Report each line of the material below where the word "JSON" can be found.
════════════════════
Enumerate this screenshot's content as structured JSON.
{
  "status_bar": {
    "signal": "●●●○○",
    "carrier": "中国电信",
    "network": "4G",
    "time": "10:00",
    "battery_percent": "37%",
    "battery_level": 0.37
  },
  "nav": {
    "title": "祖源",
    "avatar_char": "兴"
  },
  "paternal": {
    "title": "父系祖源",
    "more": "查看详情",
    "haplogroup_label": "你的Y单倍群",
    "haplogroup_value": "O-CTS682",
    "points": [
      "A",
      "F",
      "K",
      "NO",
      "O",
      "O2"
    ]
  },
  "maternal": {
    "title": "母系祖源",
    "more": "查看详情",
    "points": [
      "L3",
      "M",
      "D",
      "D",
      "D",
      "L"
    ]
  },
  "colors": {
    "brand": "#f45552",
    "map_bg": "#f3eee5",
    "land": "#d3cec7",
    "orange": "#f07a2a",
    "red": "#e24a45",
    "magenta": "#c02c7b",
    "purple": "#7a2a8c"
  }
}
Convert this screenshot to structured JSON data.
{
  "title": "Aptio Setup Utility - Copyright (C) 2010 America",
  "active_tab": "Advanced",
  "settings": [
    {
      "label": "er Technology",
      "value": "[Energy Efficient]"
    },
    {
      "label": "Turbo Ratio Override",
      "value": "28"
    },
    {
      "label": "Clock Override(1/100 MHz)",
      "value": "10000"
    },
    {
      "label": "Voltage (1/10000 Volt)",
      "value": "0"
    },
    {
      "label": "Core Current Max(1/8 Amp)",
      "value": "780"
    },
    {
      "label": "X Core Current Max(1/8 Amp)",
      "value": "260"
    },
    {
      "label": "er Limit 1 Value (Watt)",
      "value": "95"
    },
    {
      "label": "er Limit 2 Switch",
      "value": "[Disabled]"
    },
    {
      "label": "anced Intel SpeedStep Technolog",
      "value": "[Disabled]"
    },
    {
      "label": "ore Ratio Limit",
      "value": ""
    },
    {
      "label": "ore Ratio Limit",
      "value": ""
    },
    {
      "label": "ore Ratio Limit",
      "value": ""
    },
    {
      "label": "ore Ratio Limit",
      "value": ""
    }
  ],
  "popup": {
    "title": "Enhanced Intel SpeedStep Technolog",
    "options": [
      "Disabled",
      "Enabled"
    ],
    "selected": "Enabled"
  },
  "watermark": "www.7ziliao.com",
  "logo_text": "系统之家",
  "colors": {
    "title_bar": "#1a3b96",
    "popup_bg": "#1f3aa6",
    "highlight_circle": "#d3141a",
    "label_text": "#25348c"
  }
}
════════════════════
▸ **SOLVED PROBLEM**:
Enumerate this screenshot's content as structured JSON.
Convert this screenshot to structured JSON data.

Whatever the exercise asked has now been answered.